■ MATERIAL PROVIDED ■

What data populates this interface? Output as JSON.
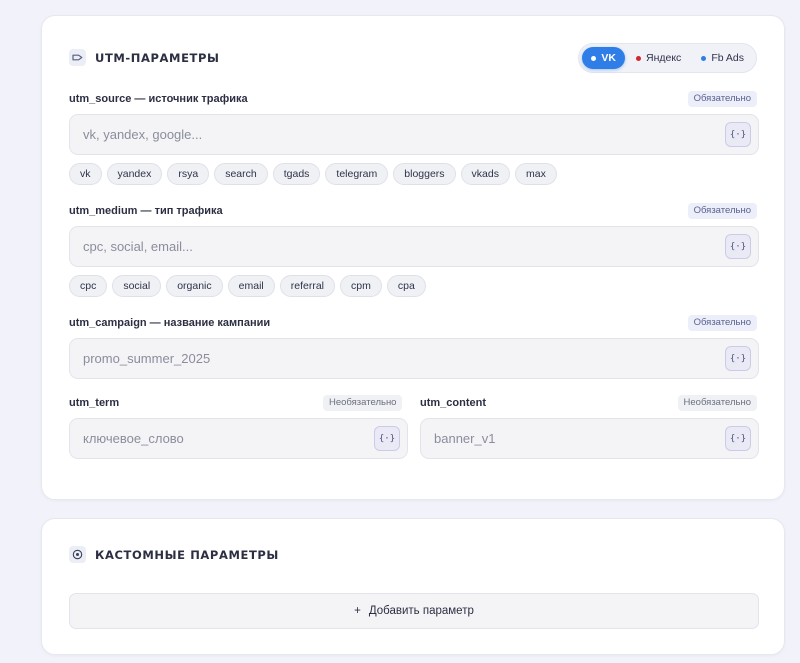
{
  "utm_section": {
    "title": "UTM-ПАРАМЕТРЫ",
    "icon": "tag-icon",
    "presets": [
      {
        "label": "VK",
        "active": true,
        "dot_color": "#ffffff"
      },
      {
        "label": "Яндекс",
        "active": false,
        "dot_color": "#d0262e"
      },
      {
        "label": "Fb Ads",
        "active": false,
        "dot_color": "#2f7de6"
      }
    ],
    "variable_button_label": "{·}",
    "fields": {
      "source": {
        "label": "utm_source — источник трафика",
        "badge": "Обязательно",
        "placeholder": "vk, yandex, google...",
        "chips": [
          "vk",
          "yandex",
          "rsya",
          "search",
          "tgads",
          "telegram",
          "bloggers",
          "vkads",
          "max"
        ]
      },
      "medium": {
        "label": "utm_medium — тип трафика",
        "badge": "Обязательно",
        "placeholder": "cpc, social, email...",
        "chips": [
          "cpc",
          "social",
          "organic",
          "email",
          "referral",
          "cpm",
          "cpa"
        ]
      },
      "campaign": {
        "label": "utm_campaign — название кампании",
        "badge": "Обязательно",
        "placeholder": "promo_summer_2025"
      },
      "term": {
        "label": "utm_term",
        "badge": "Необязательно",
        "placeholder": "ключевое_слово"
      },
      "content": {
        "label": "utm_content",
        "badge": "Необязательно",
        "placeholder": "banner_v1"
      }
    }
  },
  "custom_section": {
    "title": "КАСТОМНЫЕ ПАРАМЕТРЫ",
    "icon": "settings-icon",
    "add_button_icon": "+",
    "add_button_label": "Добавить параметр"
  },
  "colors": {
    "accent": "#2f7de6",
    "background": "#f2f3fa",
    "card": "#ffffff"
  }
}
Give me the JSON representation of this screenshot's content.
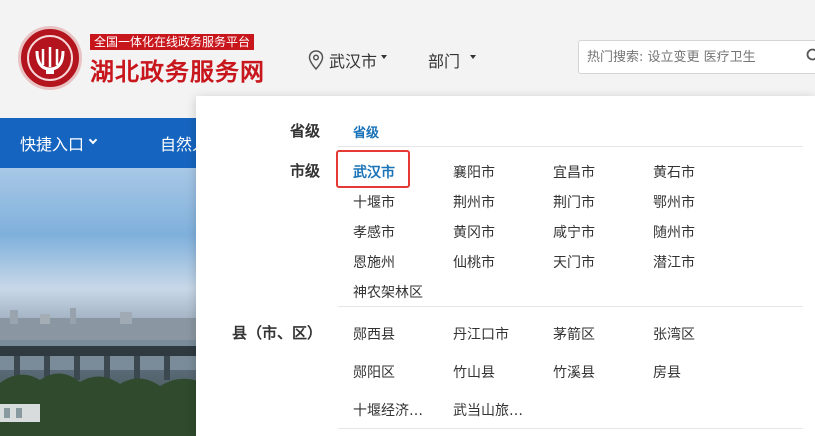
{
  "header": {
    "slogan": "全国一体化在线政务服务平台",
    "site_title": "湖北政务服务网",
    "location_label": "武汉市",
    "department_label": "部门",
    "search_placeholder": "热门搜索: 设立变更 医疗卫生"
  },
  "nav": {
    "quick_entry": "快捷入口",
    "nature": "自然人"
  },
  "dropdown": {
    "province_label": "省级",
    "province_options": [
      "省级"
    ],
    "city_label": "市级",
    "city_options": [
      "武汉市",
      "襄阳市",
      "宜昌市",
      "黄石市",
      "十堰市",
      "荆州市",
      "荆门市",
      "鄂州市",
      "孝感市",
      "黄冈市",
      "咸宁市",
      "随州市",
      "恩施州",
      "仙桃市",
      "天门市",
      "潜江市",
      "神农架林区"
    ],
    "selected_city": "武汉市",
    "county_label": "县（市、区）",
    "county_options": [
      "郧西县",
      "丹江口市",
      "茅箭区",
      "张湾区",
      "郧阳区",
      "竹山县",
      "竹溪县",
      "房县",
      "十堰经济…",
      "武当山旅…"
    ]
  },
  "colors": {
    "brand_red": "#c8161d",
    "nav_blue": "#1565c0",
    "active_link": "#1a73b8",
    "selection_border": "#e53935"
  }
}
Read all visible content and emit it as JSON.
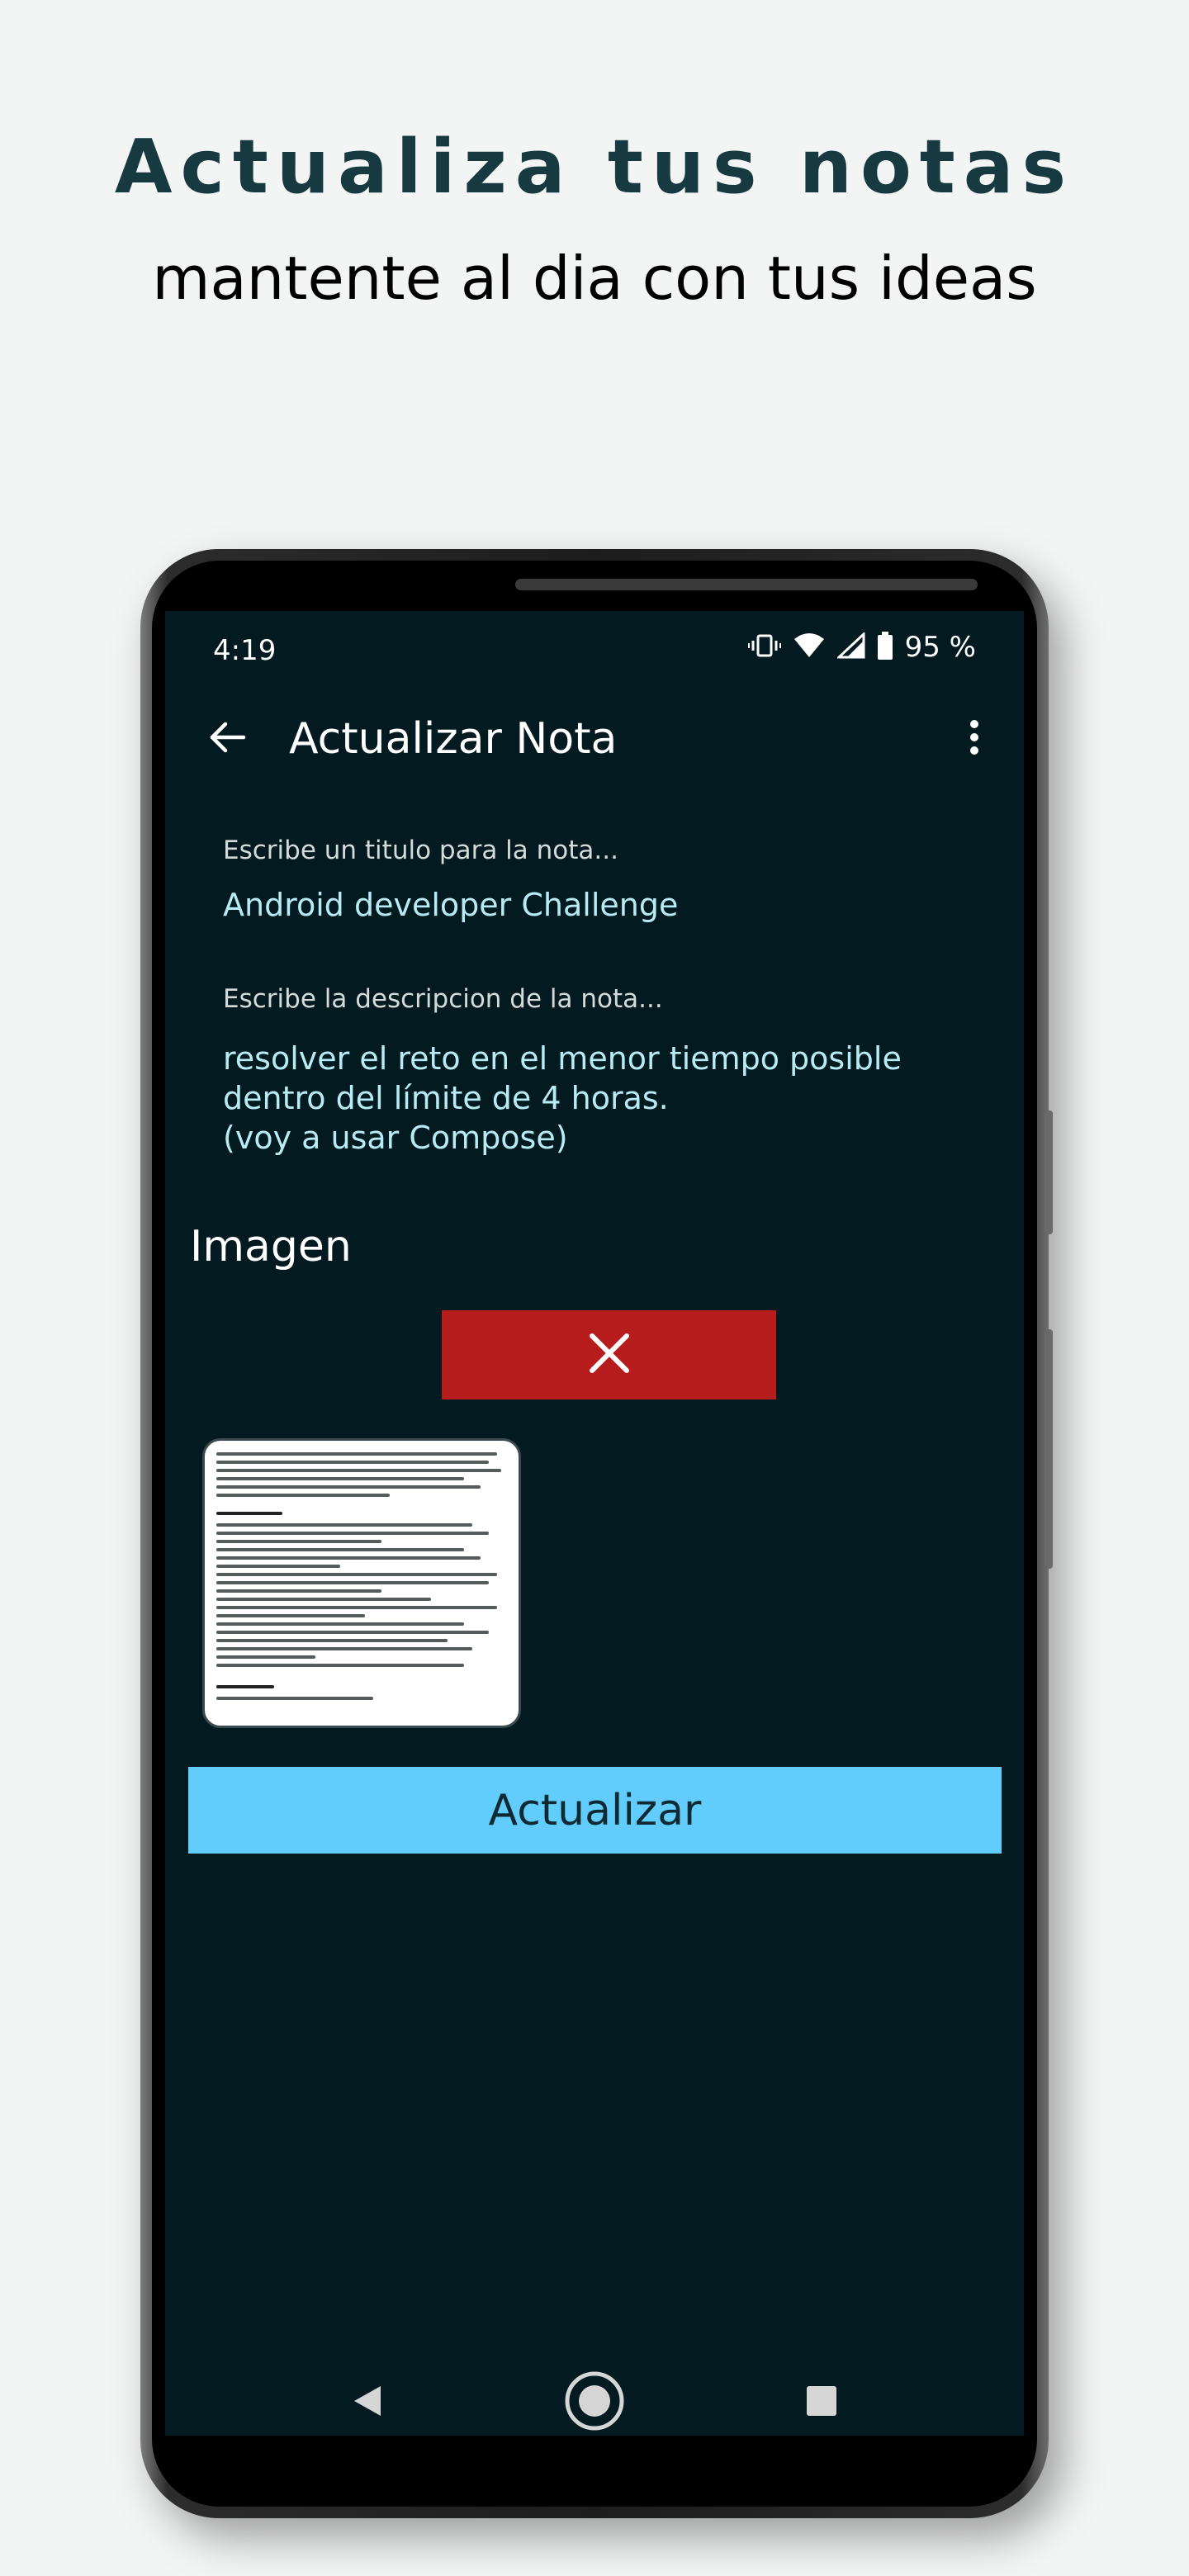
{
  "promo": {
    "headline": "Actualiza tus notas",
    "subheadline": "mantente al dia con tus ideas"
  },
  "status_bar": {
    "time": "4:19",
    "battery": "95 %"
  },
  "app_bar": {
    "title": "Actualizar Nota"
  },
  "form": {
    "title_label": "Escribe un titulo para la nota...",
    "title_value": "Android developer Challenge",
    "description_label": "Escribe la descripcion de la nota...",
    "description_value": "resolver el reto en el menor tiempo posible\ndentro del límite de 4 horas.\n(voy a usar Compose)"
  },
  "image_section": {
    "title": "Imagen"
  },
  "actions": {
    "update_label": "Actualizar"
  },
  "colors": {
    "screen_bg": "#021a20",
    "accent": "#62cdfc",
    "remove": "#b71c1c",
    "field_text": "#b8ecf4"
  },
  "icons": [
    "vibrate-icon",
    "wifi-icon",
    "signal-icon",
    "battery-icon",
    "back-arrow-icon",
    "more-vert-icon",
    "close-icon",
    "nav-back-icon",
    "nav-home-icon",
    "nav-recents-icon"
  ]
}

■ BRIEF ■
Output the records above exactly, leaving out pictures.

■ RESULT ■
What data populates this interface? Output as JSON.
{
  "utm_section": {
    "title": "UTM-ПАРАМЕТРЫ",
    "icon": "tag-icon",
    "presets": [
      {
        "label": "VK",
        "active": true,
        "dot_color": "#ffffff"
      },
      {
        "label": "Яндекс",
        "active": false,
        "dot_color": "#d0262e"
      },
      {
        "label": "Fb Ads",
        "active": false,
        "dot_color": "#2f7de6"
      }
    ],
    "variable_button_label": "{·}",
    "fields": {
      "source": {
        "label": "utm_source — источник трафика",
        "badge": "Обязательно",
        "placeholder": "vk, yandex, google...",
        "chips": [
          "vk",
          "yandex",
          "rsya",
          "search",
          "tgads",
          "telegram",
          "bloggers",
          "vkads",
          "max"
        ]
      },
      "medium": {
        "label": "utm_medium — тип трафика",
        "badge": "Обязательно",
        "placeholder": "cpc, social, email...",
        "chips": [
          "cpc",
          "social",
          "organic",
          "email",
          "referral",
          "cpm",
          "cpa"
        ]
      },
      "campaign": {
        "label": "utm_campaign — название кампании",
        "badge": "Обязательно",
        "placeholder": "promo_summer_2025"
      },
      "term": {
        "label": "utm_term",
        "badge": "Необязательно",
        "placeholder": "ключевое_слово"
      },
      "content": {
        "label": "utm_content",
        "badge": "Необязательно",
        "placeholder": "banner_v1"
      }
    }
  },
  "custom_section": {
    "title": "КАСТОМНЫЕ ПАРАМЕТРЫ",
    "icon": "settings-icon",
    "add_button_icon": "+",
    "add_button_label": "Добавить параметр"
  },
  "colors": {
    "accent": "#2f7de6",
    "background": "#f2f3fa",
    "card": "#ffffff"
  }
}
Give me the JSON representation of this screenshot's content.
{
  "header": {
    "slogan": "全国一体化在线政务服务平台",
    "site_title": "湖北政务服务网",
    "location_label": "武汉市",
    "department_label": "部门",
    "search_placeholder": "热门搜索: 设立变更 医疗卫生"
  },
  "nav": {
    "quick_entry": "快捷入口",
    "nature": "自然人"
  },
  "dropdown": {
    "province_label": "省级",
    "province_options": [
      "省级"
    ],
    "city_label": "市级",
    "city_options": [
      "武汉市",
      "襄阳市",
      "宜昌市",
      "黄石市",
      "十堰市",
      "荆州市",
      "荆门市",
      "鄂州市",
      "孝感市",
      "黄冈市",
      "咸宁市",
      "随州市",
      "恩施州",
      "仙桃市",
      "天门市",
      "潜江市",
      "神农架林区"
    ],
    "selected_city": "武汉市",
    "county_label": "县（市、区）",
    "county_options": [
      "郧西县",
      "丹江口市",
      "茅箭区",
      "张湾区",
      "郧阳区",
      "竹山县",
      "竹溪县",
      "房县",
      "十堰经济…",
      "武当山旅…"
    ]
  },
  "colors": {
    "brand_red": "#c8161d",
    "nav_blue": "#1565c0",
    "active_link": "#1a73b8",
    "selection_border": "#e53935"
  }
}
Read all visible content and emit it as JSON.
{
  "promo": {
    "headline": "Actualiza tus notas",
    "subheadline": "mantente al dia con tus ideas"
  },
  "status_bar": {
    "time": "4:19",
    "battery": "95 %"
  },
  "app_bar": {
    "title": "Actualizar Nota"
  },
  "form": {
    "title_label": "Escribe un titulo para la nota...",
    "title_value": "Android developer Challenge",
    "description_label": "Escribe la descripcion de la nota...",
    "description_value": "resolver el reto en el menor tiempo posible\ndentro del límite de 4 horas.\n(voy a usar Compose)"
  },
  "image_section": {
    "title": "Imagen"
  },
  "actions": {
    "update_label": "Actualizar"
  },
  "colors": {
    "screen_bg": "#021a20",
    "accent": "#62cdfc",
    "remove": "#b71c1c",
    "field_text": "#b8ecf4"
  },
  "icons": [
    "vibrate-icon",
    "wifi-icon",
    "signal-icon",
    "battery-icon",
    "back-arrow-icon",
    "more-vert-icon",
    "close-icon",
    "nav-back-icon",
    "nav-home-icon",
    "nav-recents-icon"
  ]
}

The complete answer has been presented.